(Items from a data source)
▼▼▼

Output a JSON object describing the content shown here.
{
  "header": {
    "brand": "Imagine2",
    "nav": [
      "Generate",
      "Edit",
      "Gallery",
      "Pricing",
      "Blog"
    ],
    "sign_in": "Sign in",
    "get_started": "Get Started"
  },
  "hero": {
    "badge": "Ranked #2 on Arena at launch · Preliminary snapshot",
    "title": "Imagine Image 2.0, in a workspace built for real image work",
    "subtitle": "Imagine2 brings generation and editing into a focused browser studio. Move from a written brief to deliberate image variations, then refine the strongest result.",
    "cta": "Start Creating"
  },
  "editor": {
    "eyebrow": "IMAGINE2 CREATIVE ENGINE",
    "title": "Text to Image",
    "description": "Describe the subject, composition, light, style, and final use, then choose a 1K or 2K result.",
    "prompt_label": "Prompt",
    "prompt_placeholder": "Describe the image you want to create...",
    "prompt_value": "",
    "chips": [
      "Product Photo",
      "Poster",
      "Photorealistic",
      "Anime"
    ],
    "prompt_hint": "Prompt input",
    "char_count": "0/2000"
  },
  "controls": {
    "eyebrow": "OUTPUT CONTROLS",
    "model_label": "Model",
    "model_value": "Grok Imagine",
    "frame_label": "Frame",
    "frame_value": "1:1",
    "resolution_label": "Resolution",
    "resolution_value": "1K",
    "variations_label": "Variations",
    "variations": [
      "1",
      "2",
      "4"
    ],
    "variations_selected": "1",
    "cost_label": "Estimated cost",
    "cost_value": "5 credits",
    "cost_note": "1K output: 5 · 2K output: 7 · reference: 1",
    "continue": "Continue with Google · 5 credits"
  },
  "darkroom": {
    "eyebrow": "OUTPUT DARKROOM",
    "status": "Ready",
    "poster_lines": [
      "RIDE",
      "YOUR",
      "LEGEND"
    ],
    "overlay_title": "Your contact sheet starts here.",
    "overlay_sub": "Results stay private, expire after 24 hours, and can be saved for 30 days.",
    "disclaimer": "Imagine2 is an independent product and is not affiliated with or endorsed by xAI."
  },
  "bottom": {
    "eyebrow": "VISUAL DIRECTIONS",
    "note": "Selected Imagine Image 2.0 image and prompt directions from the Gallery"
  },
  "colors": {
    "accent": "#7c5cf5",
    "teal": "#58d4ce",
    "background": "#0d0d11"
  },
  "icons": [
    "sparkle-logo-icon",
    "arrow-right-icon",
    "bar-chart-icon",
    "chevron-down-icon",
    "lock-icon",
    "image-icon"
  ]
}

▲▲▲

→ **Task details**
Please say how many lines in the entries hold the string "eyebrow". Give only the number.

→ **Answer below**
4